■ **What this task involves**
Reproduce every entry in the listing without alteration.
------------------------------------------------------------
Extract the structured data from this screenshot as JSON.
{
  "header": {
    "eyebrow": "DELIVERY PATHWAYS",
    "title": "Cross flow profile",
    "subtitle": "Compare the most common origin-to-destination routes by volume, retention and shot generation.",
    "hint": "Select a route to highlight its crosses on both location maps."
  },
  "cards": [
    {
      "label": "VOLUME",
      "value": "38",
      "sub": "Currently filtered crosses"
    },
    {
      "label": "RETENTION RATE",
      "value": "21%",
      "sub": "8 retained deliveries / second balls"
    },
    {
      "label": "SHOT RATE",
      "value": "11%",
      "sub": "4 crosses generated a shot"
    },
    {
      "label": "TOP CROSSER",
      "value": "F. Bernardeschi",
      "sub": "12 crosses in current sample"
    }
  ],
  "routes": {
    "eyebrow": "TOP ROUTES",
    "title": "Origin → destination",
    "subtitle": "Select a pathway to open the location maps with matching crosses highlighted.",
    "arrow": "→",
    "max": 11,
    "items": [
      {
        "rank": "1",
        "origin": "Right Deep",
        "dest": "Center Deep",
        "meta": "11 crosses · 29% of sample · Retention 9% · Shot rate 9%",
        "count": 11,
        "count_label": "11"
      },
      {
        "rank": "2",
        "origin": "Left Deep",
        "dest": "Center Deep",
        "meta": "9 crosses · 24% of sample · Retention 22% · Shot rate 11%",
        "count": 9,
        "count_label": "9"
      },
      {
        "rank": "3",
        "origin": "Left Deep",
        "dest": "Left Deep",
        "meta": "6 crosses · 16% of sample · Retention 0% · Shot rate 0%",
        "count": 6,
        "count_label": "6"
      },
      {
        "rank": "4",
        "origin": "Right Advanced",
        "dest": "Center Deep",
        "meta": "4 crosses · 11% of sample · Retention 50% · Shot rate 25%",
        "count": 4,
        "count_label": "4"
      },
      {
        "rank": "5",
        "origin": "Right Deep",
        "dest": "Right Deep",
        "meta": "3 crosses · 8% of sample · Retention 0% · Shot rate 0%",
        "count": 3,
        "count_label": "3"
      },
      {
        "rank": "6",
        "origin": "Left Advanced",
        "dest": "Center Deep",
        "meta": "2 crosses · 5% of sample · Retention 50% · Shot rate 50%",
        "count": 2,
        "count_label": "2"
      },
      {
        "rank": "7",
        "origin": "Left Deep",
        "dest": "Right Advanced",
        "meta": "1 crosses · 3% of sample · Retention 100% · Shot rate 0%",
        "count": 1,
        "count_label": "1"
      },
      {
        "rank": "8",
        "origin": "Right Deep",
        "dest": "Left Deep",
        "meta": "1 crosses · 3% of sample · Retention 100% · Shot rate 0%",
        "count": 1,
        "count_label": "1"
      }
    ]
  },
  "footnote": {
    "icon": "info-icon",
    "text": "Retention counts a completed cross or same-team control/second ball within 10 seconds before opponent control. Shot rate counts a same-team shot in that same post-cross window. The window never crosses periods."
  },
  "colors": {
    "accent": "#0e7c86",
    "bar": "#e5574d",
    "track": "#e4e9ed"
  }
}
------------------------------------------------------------
■ **Answer to this problem**
Extract the structured data from this screenshot as JSON.
{
  "header": {
    "eyebrow": "DELIVERY PATHWAYS",
    "title": "Cross flow profile",
    "subtitle": "Compare the most common origin-to-destination routes by volume, retention and shot generation.",
    "hint": "Select a route to highlight its crosses on both location maps."
  },
  "cards": [
    {
      "label": "VOLUME",
      "value": "38",
      "sub": "Currently filtered crosses"
    },
    {
      "label": "RETENTION RATE",
      "value": "21%",
      "sub": "8 retained deliveries / second balls"
    },
    {
      "label": "SHOT RATE",
      "value": "11%",
      "sub": "4 crosses generated a shot"
    },
    {
      "label": "TOP CROSSER",
      "value": "F. Bernardeschi",
      "sub": "12 crosses in current sample"
    }
  ],
  "routes": {
    "eyebrow": "TOP ROUTES",
    "title": "Origin → destination",
    "subtitle": "Select a pathway to open the location maps with matching crosses highlighted.",
    "arrow": "→",
    "max": 11,
    "items": [
      {
        "rank": "1",
        "origin": "Right Deep",
        "dest": "Center Deep",
        "meta": "11 crosses · 29% of sample · Retention 9% · Shot rate 9%",
        "count": 11,
        "count_label": "11"
      },
      {
        "rank": "2",
        "origin": "Left Deep",
        "dest": "Center Deep",
        "meta": "9 crosses · 24% of sample · Retention 22% · Shot rate 11%",
        "count": 9,
        "count_label": "9"
      },
      {
        "rank": "3",
        "origin": "Left Deep",
        "dest": "Left Deep",
        "meta": "6 crosses · 16% of sample · Retention 0% · Shot rate 0%",
        "count": 6,
        "count_label": "6"
      },
      {
        "rank": "4",
        "origin": "Right Advanced",
        "dest": "Center Deep",
        "meta": "4 crosses · 11% of sample · Retention 50% · Shot rate 25%",
        "count": 4,
        "count_label": "4"
      },
      {
        "rank": "5",
        "origin": "Right Deep",
        "dest": "Right Deep",
        "meta": "3 crosses · 8% of sample · Retention 0% · Shot rate 0%",
        "count": 3,
        "count_label": "3"
      },
      {
        "rank": "6",
        "origin": "Left Advanced",
        "dest": "Center Deep",
        "meta": "2 crosses · 5% of sample · Retention 50% · Shot rate 50%",
        "count": 2,
        "count_label": "2"
      },
      {
        "rank": "7",
        "origin": "Left Deep",
        "dest": "Right Advanced",
        "meta": "1 crosses · 3% of sample · Retention 100% · Shot rate 0%",
        "count": 1,
        "count_label": "1"
      },
      {
        "rank": "8",
        "origin": "Right Deep",
        "dest": "Left Deep",
        "meta": "1 crosses · 3% of sample · Retention 100% · Shot rate 0%",
        "count": 1,
        "count_label": "1"
      }
    ]
  },
  "footnote": {
    "icon": "info-icon",
    "text": "Retention counts a completed cross or same-team control/second ball within 10 seconds before opponent control. Shot rate counts a same-team shot in that same post-cross window. The window never crosses periods."
  },
  "colors": {
    "accent": "#0e7c86",
    "bar": "#e5574d",
    "track": "#e4e9ed"
  }
}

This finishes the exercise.